Ms. Goodman handles the bulk of the celebrity covers, as well as many of its fashion shoots, and in so doing, has quietly set the fashion tone of the magazine. Ms. Posnick focuses on the evocative, often surreal images that accompany the magazine’s beauty coverage, as well as some of its portraits. She is especially well known for her long collaborations with some of the greats of fashion photography, like Helmut Newton and Irving Penn, who for the last years of his working life would not collaborate with any Vogue editor but her. The walls and floors of her apartment are lined with photographs by them. (The Demarcheliers and Steven Kleins, she said, are at her home in Connecticut.)
In an era of personal brands, Ms. Goodman and Ms. Posnick have not pursued individual fame.
“Neither of them sought the limelight,” said André Leon Talley, the former creative director of Vogue. “But they were both passionate about their work. They were the connection to the golden age of magazines, steeped in the tradition of what an American fashion magazine should look like. It’s a species that seems to be going extinct.”
A look at the magazine’s September issues, its largest of the year, paints the picture: The issue has been slowly, but steadily, decreasing in size, dropping from its record-breaking 2012 issues, with 916 pages, to 856 pages in 2014 to 774 last year. The September 2018 issue is due on newsstands Aug. 14.
“As print shrinks, they need to rethink where they’re going to invest their money and what the brand’s going to mean to a new generation of people,” Mr. Florio said. “These people have had extraordinary careers. But it’s like a great film editor. If everybody’s doing things digitally, do you need a great film editor?”
Ms. Posnick said Vogue had neither pressured her nor asked her to contribute to its digital products, which she acknowledged was not her strength. “I wish I could,” she said, and that she hoped to explore them going forward. She freely acknowledged the landscape had changed over the years. Working with Irving Penn, she said, might take six weeks from initial meeting to the shoot. “If you rushed him, he’d say, ‘Let’s not do it,’” she said. “Those days are over.”
“Everybody can see every magazine changing these days,” Ms. Goodman said. “Vogue is not unique in this happening.”
Of particularly keen interest is the ongoing murmuring that Ms. Wintour may step down from Vogue or from Condé Nast entirely.
Those hoping to read today’s moves as tea leaves will likely find themselves stymied: It is as possible that Ms. Wintour is giving her longtime staffers graceful exits before her own as it is that she has perceived the need for change and evolution.
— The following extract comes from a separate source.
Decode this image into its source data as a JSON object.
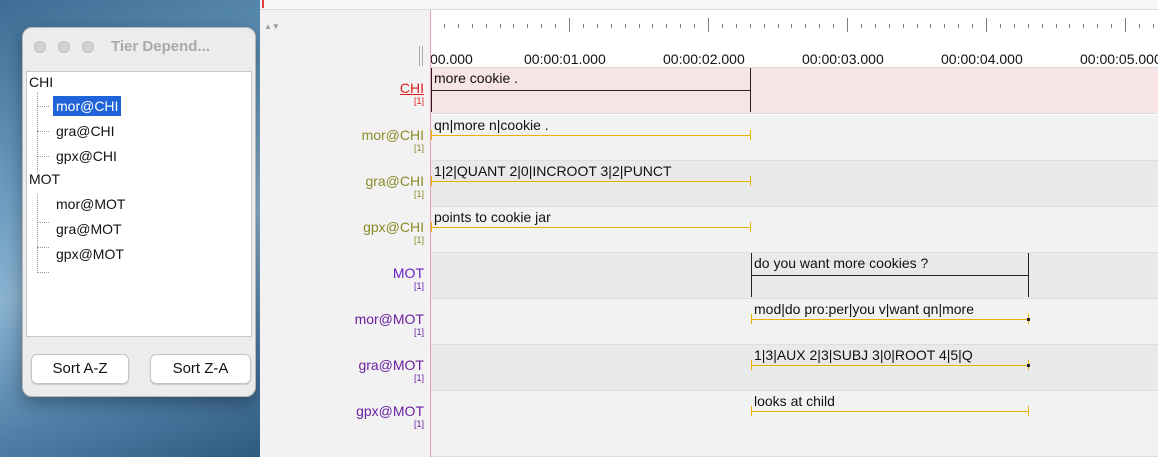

The company remains steadfast in its denials that she is leaving.
“I am happy to tell you there is no truth to the rumours of Anna’s departure,” Robert A. Sauerberg Jr., the chief executive of Condé Nast, told The Times in April. A company spokeswoman reaffirmed Mr. Sauerberg’s comment today.
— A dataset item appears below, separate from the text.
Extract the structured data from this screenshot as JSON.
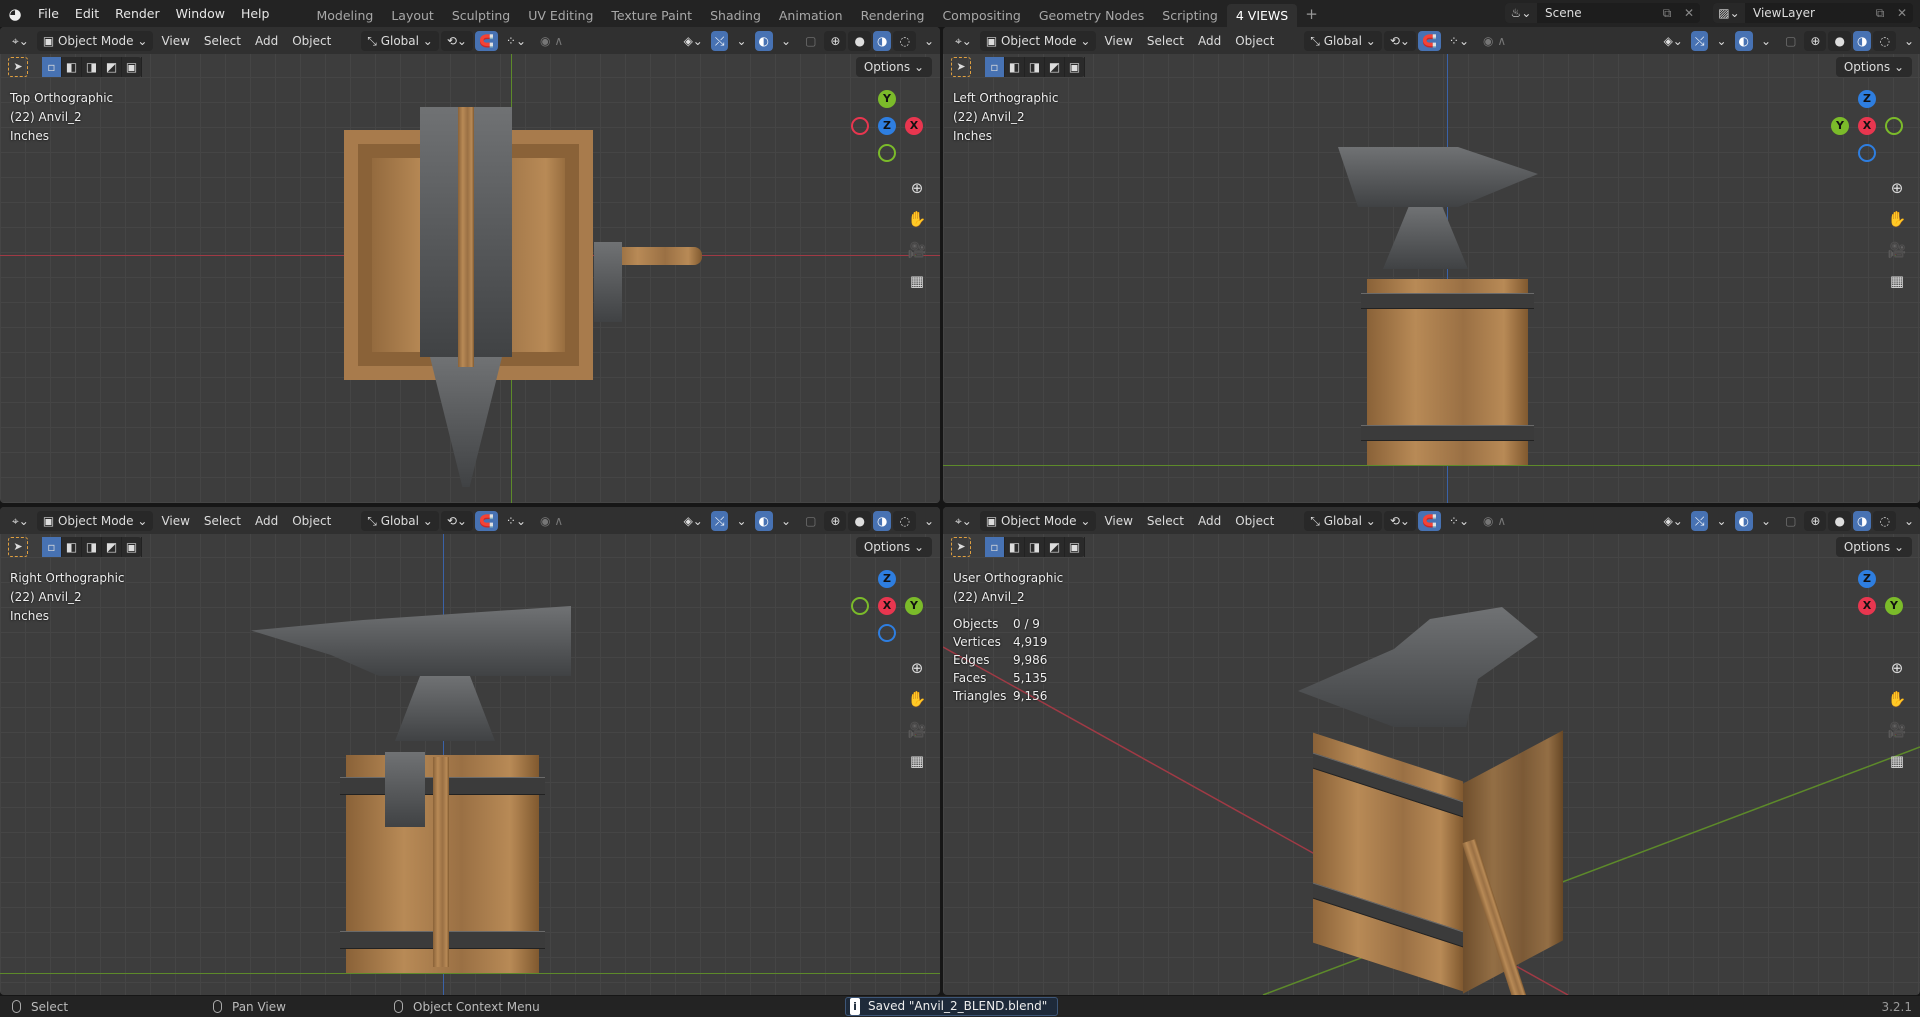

So for now, Vogue is evolving, but observers cautioned against expecting immediate changes.
Ms. Goodman and Ms. Posnick “contributed hugely,” said William Norwich, an editor at Phaidon Press and a former editor at the magazine. “As long as these people are contributing, going to the collections and going to the fashion meetings, I don’t expect to see that huge a change,” he said.
Vogue, he said, is “like the mafia — even if you’re out, you’re in.”